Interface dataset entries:
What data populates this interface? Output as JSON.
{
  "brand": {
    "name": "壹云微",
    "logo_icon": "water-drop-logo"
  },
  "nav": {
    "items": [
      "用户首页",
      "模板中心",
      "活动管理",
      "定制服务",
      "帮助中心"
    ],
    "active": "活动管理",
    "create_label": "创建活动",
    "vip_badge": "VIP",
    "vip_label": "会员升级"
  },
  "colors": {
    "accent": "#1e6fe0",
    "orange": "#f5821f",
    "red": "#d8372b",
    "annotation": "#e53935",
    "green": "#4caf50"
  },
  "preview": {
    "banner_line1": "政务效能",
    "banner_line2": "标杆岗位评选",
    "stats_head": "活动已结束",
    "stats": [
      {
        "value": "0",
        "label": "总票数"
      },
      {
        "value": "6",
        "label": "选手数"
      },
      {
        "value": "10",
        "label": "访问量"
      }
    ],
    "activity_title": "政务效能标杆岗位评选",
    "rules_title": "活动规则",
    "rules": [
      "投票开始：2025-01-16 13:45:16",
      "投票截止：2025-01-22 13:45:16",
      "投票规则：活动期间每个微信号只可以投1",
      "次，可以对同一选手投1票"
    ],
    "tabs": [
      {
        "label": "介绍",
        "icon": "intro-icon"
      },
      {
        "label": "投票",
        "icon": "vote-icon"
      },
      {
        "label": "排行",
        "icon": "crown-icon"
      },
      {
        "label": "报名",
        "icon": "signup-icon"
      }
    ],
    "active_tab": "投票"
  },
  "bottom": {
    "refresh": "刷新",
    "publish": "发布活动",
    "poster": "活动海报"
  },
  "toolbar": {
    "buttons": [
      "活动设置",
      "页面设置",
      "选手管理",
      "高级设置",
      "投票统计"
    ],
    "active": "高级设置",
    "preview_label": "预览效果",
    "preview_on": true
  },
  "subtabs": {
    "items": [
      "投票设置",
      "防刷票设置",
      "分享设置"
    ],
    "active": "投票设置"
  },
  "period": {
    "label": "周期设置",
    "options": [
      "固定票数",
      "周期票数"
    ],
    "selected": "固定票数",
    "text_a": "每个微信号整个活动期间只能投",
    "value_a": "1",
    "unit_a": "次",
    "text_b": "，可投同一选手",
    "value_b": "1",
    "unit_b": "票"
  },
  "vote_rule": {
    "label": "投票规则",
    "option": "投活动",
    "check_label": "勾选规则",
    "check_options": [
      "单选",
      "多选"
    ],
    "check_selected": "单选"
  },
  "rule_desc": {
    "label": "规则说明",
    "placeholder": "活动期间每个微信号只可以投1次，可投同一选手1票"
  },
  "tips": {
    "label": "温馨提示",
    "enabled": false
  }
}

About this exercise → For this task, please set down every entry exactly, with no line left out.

Solution for this exercise →
What data populates this interface? Output as JSON.
{
  "brand": {
    "name": "壹云微",
    "logo_icon": "water-drop-logo"
  },
  "nav": {
    "items": [
      "用户首页",
      "模板中心",
      "活动管理",
      "定制服务",
      "帮助中心"
    ],
    "active": "活动管理",
    "create_label": "创建活动",
    "vip_badge": "VIP",
    "vip_label": "会员升级"
  },
  "colors": {
    "accent": "#1e6fe0",
    "orange": "#f5821f",
    "red": "#d8372b",
    "annotation": "#e53935",
    "green": "#4caf50"
  },
  "preview": {
    "banner_line1": "政务效能",
    "banner_line2": "标杆岗位评选",
    "stats_head": "活动已结束",
    "stats": [
      {
        "value": "0",
        "label": "总票数"
      },
      {
        "value": "6",
        "label": "选手数"
      },
      {
        "value": "10",
        "label": "访问量"
      }
    ],
    "activity_title": "政务效能标杆岗位评选",
    "rules_title": "活动规则",
    "rules": [
      "投票开始：2025-01-16 13:45:16",
      "投票截止：2025-01-22 13:45:16",
      "投票规则：活动期间每个微信号只可以投1",
      "次，可以对同一选手投1票"
    ],
    "tabs": [
      {
        "label": "介绍",
        "icon": "intro-icon"
      },
      {
        "label": "投票",
        "icon": "vote-icon"
      },
      {
        "label": "排行",
        "icon": "crown-icon"
      },
      {
        "label": "报名",
        "icon": "signup-icon"
      }
    ],
    "active_tab": "投票"
  },
  "bottom": {
    "refresh": "刷新",
    "publish": "发布活动",
    "poster": "活动海报"
  },
  "toolbar": {
    "buttons": [
      "活动设置",
      "页面设置",
      "选手管理",
      "高级设置",
      "投票统计"
    ],
    "active": "高级设置",
    "preview_label": "预览效果",
    "preview_on": true
  },
  "subtabs": {
    "items": [
      "投票设置",
      "防刷票设置",
      "分享设置"
    ],
    "active": "投票设置"
  },
  "period": {
    "label": "周期设置",
    "options": [
      "固定票数",
      "周期票数"
    ],
    "selected": "固定票数",
    "text_a": "每个微信号整个活动期间只能投",
    "value_a": "1",
    "unit_a": "次",
    "text_b": "，可投同一选手",
    "value_b": "1",
    "unit_b": "票"
  },
  "vote_rule": {
    "label": "投票规则",
    "option": "投活动",
    "check_label": "勾选规则",
    "check_options": [
      "单选",
      "多选"
    ],
    "check_selected": "单选"
  },
  "rule_desc": {
    "label": "规则说明",
    "placeholder": "活动期间每个微信号只可以投1次，可投同一选手1票"
  },
  "tips": {
    "label": "温馨提示",
    "enabled": false
  }
}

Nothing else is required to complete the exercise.